Ferns contribute to a lush and exotic atmosphere in the garden. Ferns, once given ideal growing conditions, rapidly spread, forming a dense, green mat of fronds. Some growing conditions are so ideal that certain species of fern can outgrow the garden, taking over significant sections of yards and woodlands. Chemical herbicides are an important part of controlling invasive ferns.
There are many species of exotic ferns that have been introduced to gardens. Some, after introduction in gardens, have escaped their boundaries and become naturalized, taking over wide swaths of land, particularly woodlands. Other species have been intentionally introduced for erosion control. Property owners wanting to take back their gardens, or re-introduce native species, will need to get rid of these invasive ferns.
Several invasive species of fern can be found on North American properties. Bracken fern (Pteridium aquilinum), which grows throughout North America, spreads quickly by underground rhizomes. New York fern (Thelypteris noveboracensis), native to the Northeast, can be aggressive, also because of its far-reaching rhizomes. Boston fern (Nephrolepis exaltata) can become naturalized in USDA zones 9 and warmer. In Florida, the Old World climbing fern (Lygodium microphyllum) and the Japanese climbing fern (Lygodium japonicum) both become invasive, climbing up structures and woodland trees.
Success in eradicating invasive ferns by mechanical removal of plants is sketchy. However, it is worth a try in controlling small areas of ferns in the home landscape. Yank ferns out of the ground, doing your best to remove as much of the rhizomes as possible. Mulching after removal will help keep spores from germinating in the area.
For problem areas with invasive ferns, most homeowners will find that chemical treatment is necessary. Use a broadleaf herbicide containing glyphosate (found in Roundup) for best results.

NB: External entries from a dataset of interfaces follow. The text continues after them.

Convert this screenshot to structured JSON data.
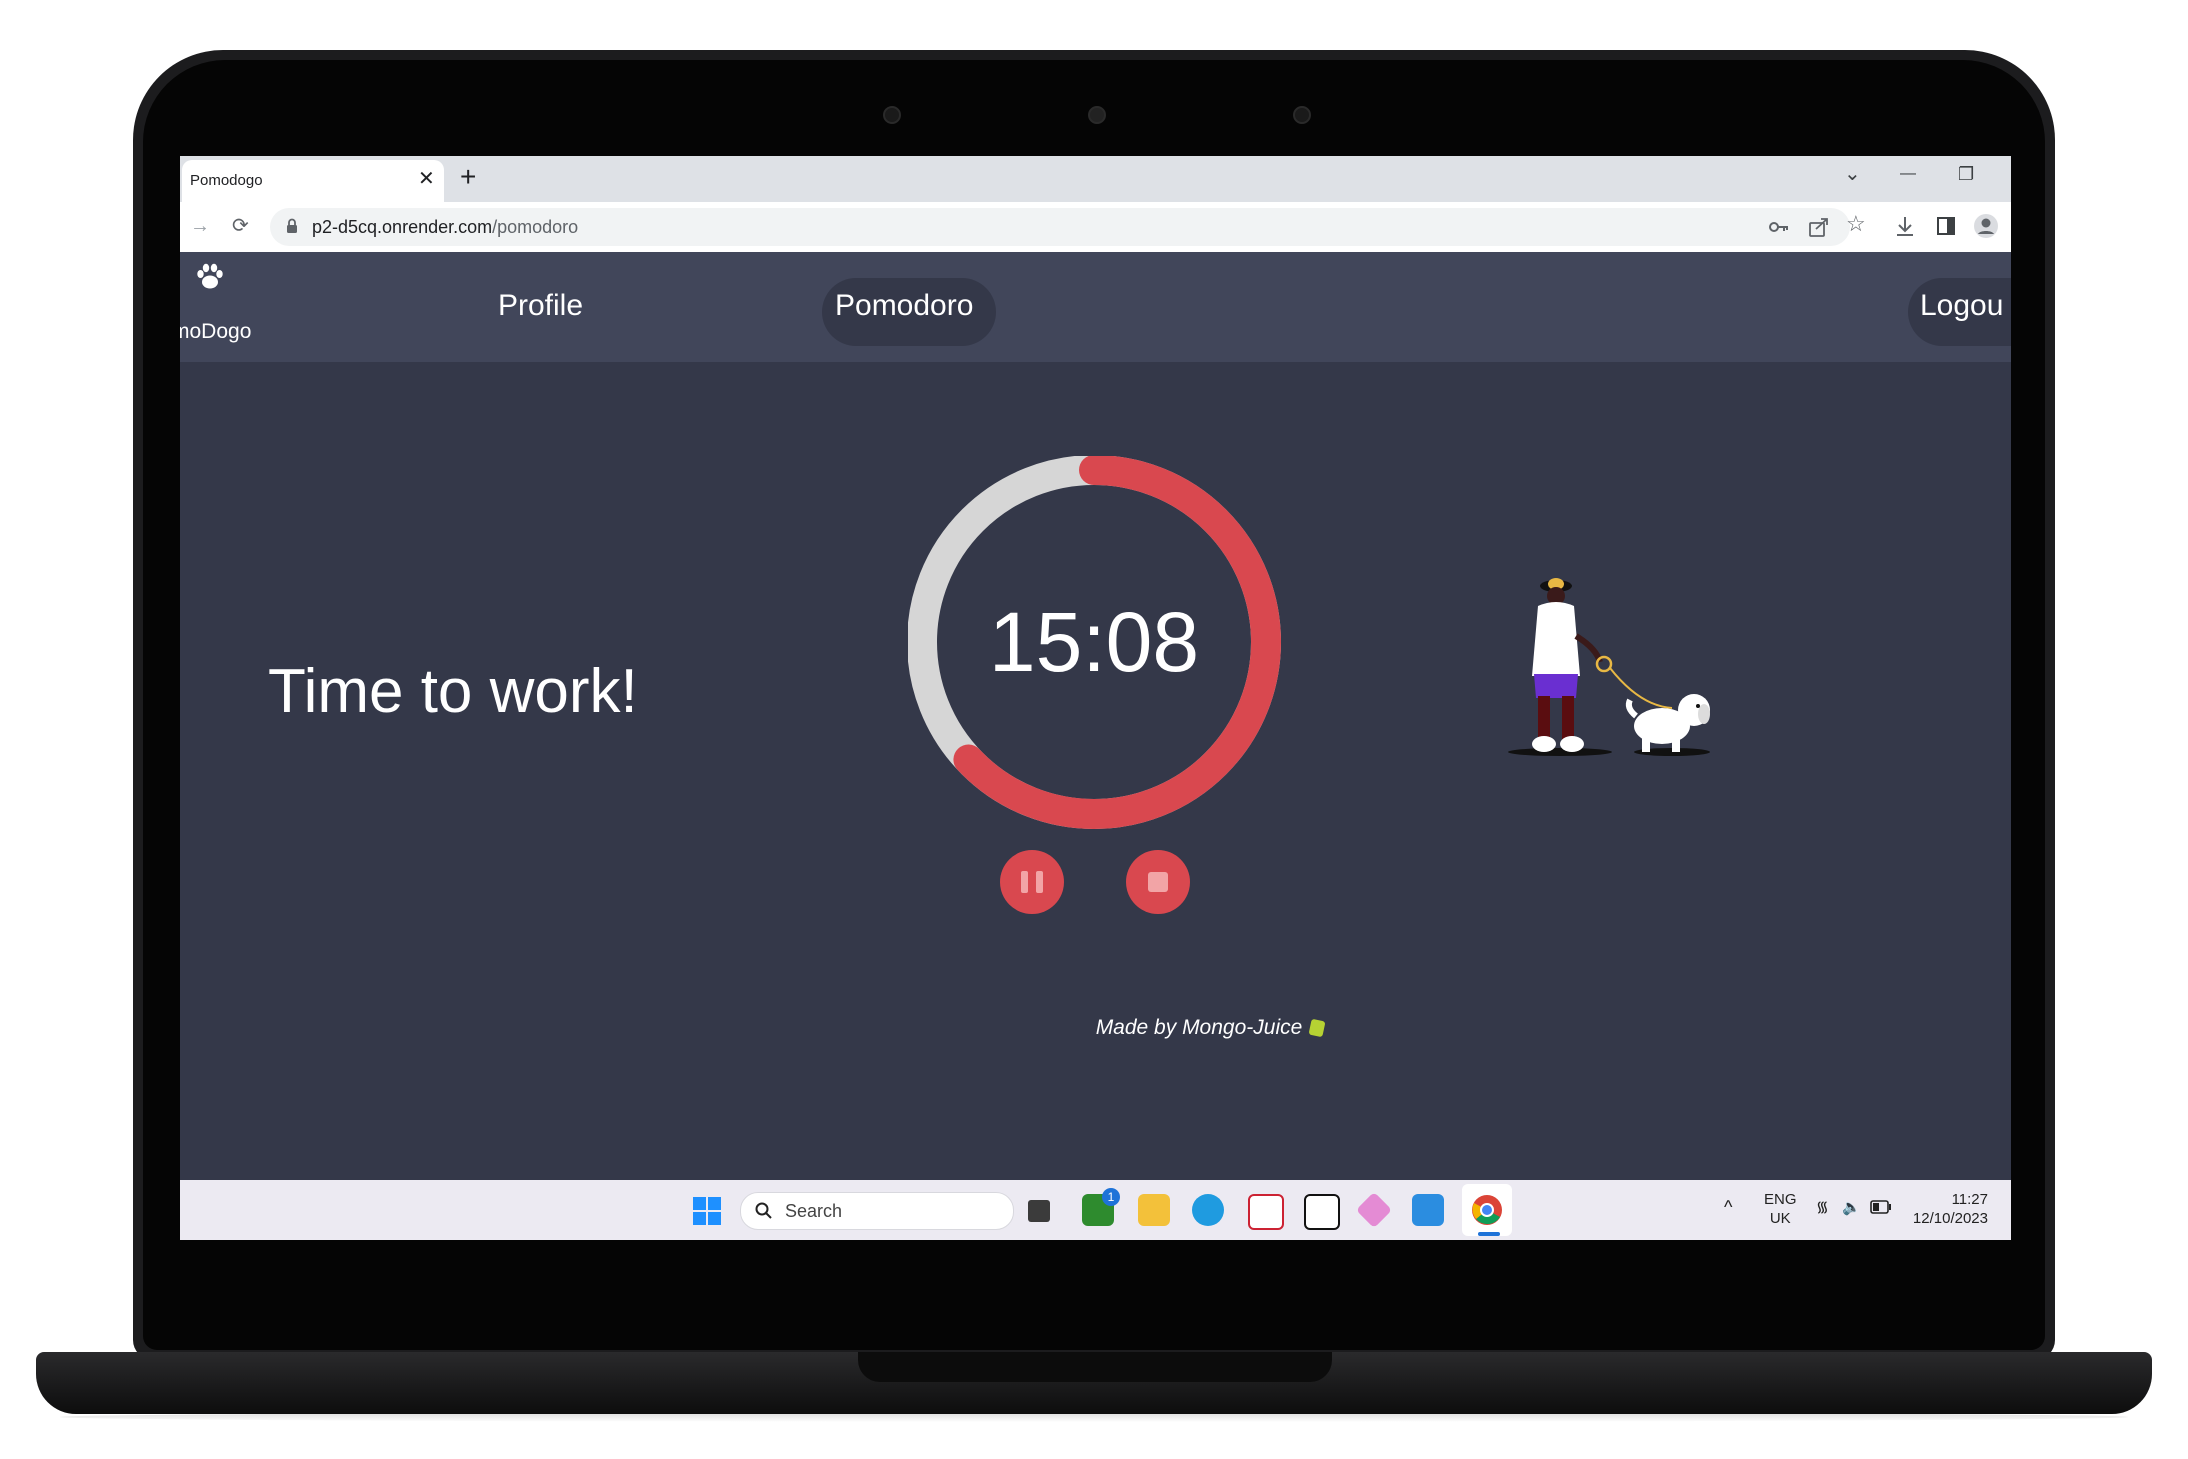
{
  "browser": {
    "tab_title": "Pomodogo",
    "tab_close": "✕",
    "new_tab": "+",
    "window_controls": [
      "⌄",
      "—",
      "❐"
    ],
    "url_domain": "p2-d5cq.onrender.com",
    "url_path": "/pomodoro",
    "toolbar_icons": [
      "key-icon",
      "share-icon",
      "star-icon",
      "download-icon",
      "sidepanel-icon",
      "profile-icon"
    ]
  },
  "navbar": {
    "brand": "moDogo",
    "links": [
      "Profile",
      "Pomodoro",
      "Logou"
    ],
    "active": "Pomodoro"
  },
  "main": {
    "headline": "Time to work!",
    "timer": "15:08",
    "progress_fraction": 0.63,
    "footer_text": "Made by Mongo-Juice"
  },
  "taskbar": {
    "search_label": "Search",
    "badge_count": "1",
    "lang_top": "ENG",
    "lang_bottom": "UK",
    "time": "11:27",
    "date": "12/10/2023"
  },
  "colors": {
    "page_bg": "#343849",
    "navbar_bg": "#41465a",
    "accent_red": "#d9484f",
    "ring_track": "#d6d6d6"
  }
}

Apply in spring and early summer when ferns are actively growing. Avoid getting glyphosate on desirable plants, which will be damaged or killed by the chemical.
It may take several applications of glyphosate to kill ferns to their roots. Reapply as the plants die down and new shoots arise. Pull new ferns that sprout from spores in the yard or garden. Inspect the area the following spring and apply the herbicide if necessary. Planting cleared areas with native plants, well adapted to the local environment, will help control exotic ferns in the future.